1) Information wants to be free – but personal information wants to be private.
2) Raw Data Now. Should we wait for standards – or just make them up as we go along?
As for (1) I’m happy for everyone to see my data if I can see theirs. Might reduce hypocrisy. I’m aware that I’m in the minority here. There are a lot of sociological and usability issues as well.
For (2) I’m in the minority in that I think JFDI is a very bad idea. I want clear and stable standards. I don’t want to fuss around with RSS on one site, JSON on the next and Serialised PHP on another – all with wildly different ontologies. For Government data – there should be central and enforced standards. I will take time and be painful – but it will save us effort and pain in the long run.
A particular highlight for me was meeting Paul Hiscoe of Transparency Data. They are the people behind Scores on the Doors (SOTD). SOTD collate publicly accessible data on food hygiene inspections by local councils. They then make those data easily available in a single place. They also, for a cost, provide an API for restaurant review sites and the like.
That’s it. That’s all they do. They do it simply and well. They don’t need to build a community, monetize, find a freemium proposition, charge end users, advertise, have a discussion board etc. They provide a simple and effective service. That’s something certain people attending found to be too difficult a concept.
Not everything needs to be monetized. Especially when we, the taxpayers, have already paid. We pay for the information to be collected, collated and made available. There is no need to charge us again! Not every service is a business.
Qik only uploaded the first half – I’ll try and get the rest working later.
A Few Bad Points
In truth this was a great BarCamp and produced some of the most stimulating conversations. The minor quibbles I have are mostly logistical. I only mention them because Sylwia specifically asked to hear what they could do better next time. They also serve as a gentle reminder for anyone else planning a BarCamp.
Oxford on a Sunday isn’t the most accessible place. But it did make a nice change from London.
Gaps between session. There were none. It would have been good to have a five minute breather to let people go to the loo / stretch their legs / etc.

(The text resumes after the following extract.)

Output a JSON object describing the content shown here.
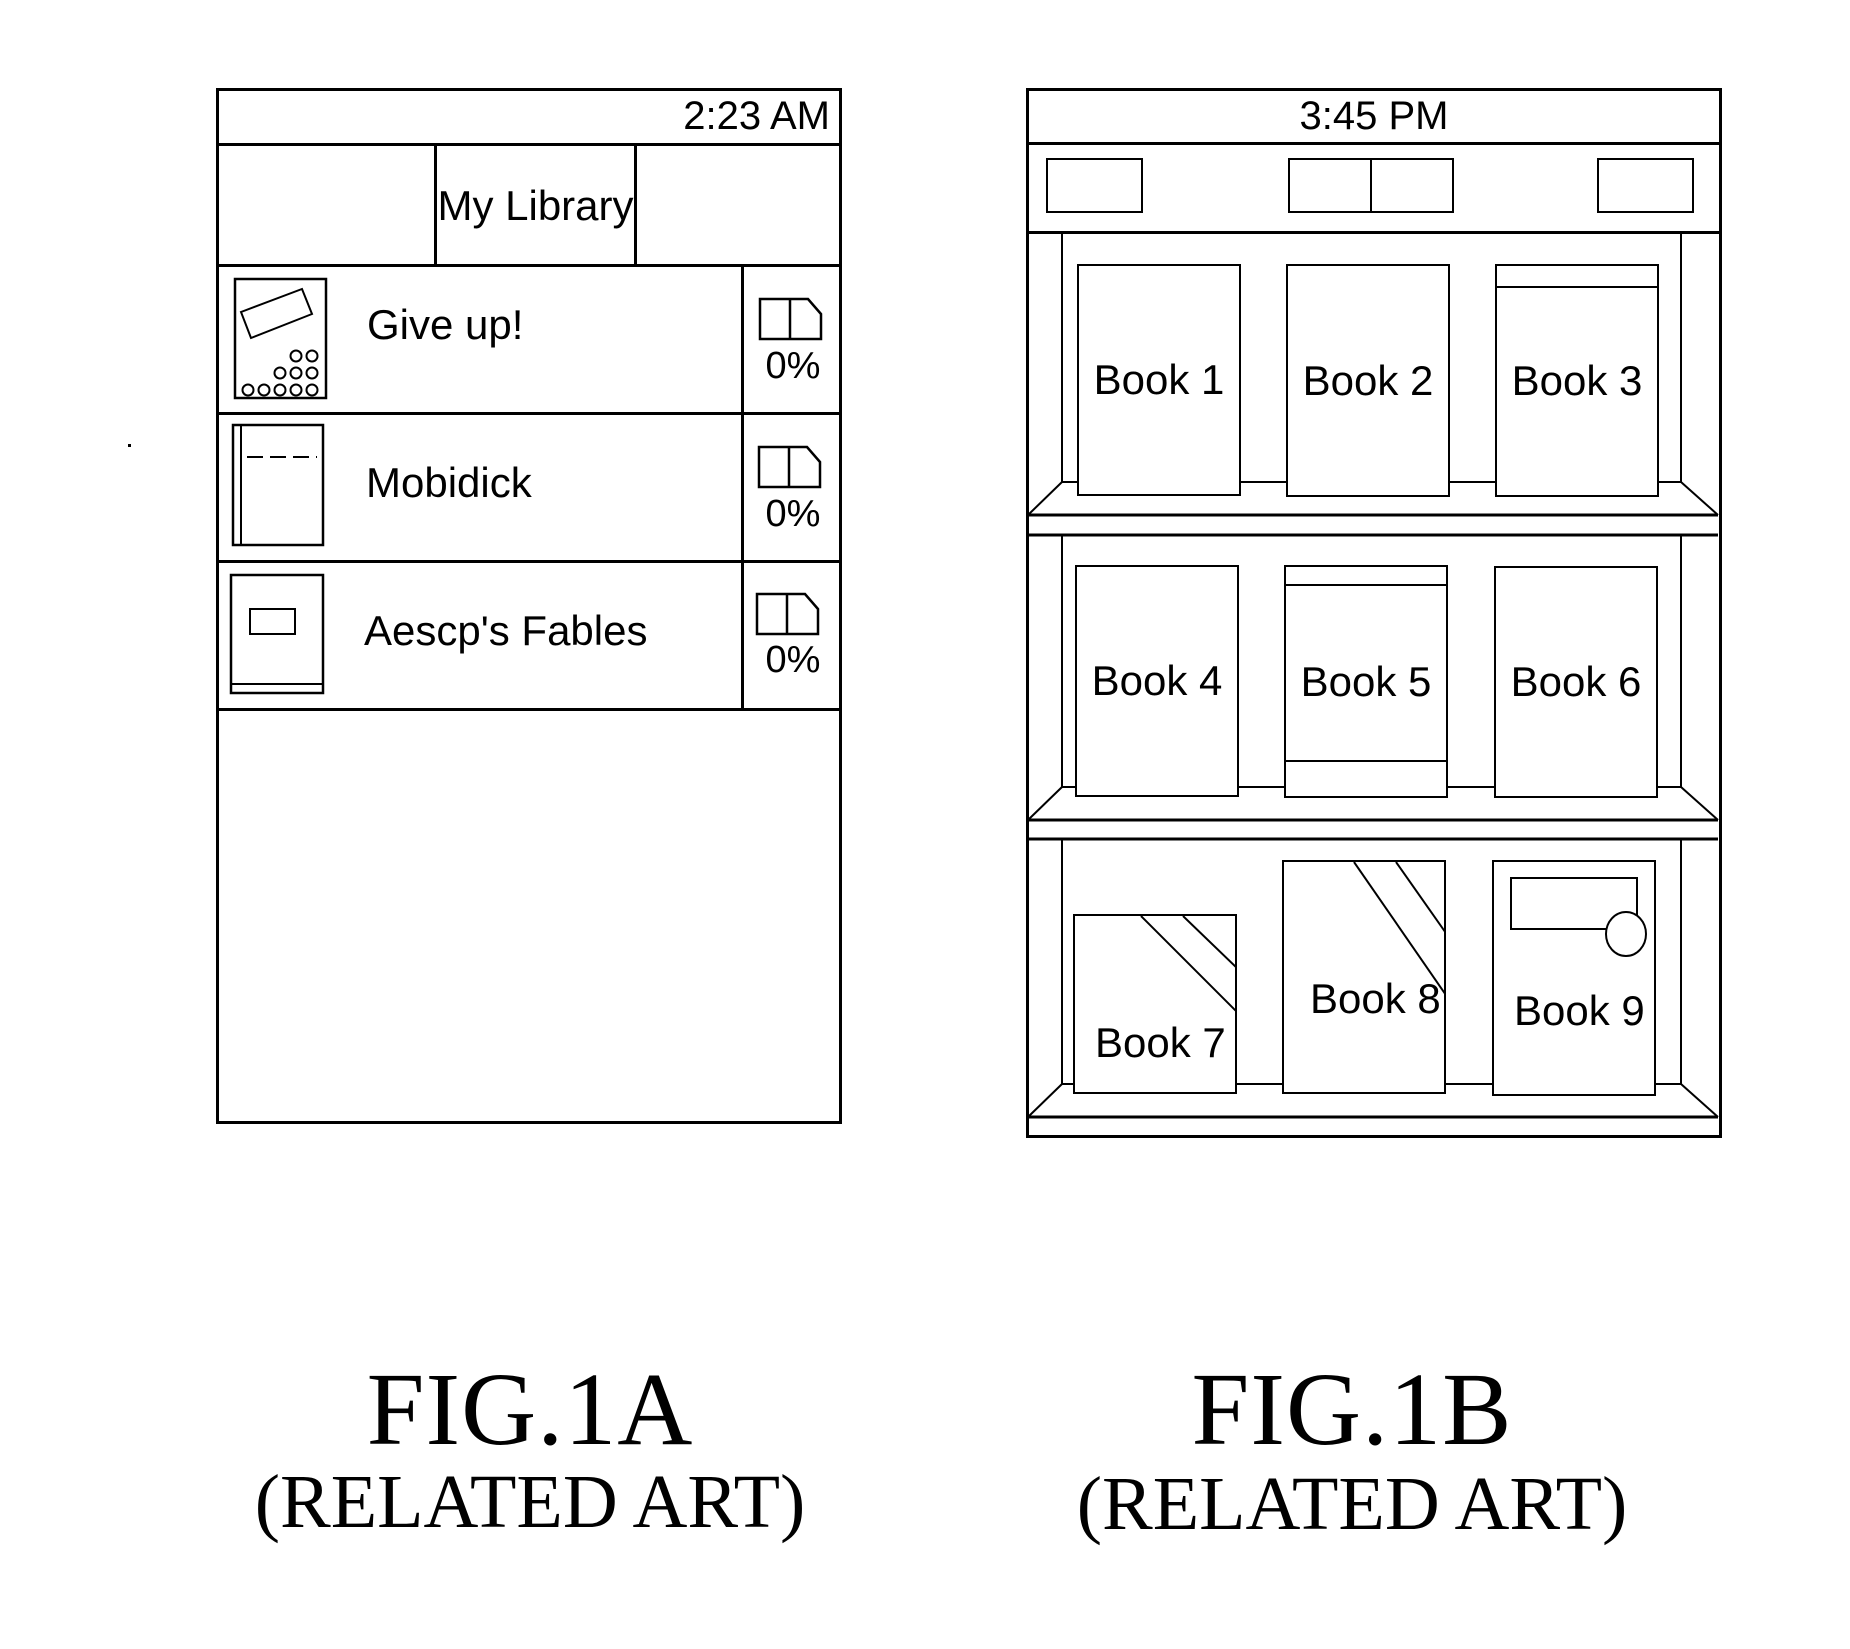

Lack of presenters. The three main rooms seemed well booked, but there were a lot of tourists. While I’m sure all had presented at a BarCamp before, a bit of encouragement could have given to get people presenting.
Crèche. I think it’s great that people feel they can bring their kids to events like this. But they need to be given something to do. Having a screaming child run through your presentation is, at best, merely annoying. A few colouring-in books (or whatever kids have these days) might have calmed things down.
Vegetarian food. There was none. Well, to be fair, there was potato salad, cous-cous and crisps. I’m aware that I’m at fault for not stating in advance that I had particular dietary needs – but a few cheese sandwiches wouldn’t have been too hard to conjure up!
Overall, minor quibbles on an otherwise excellent and informative day.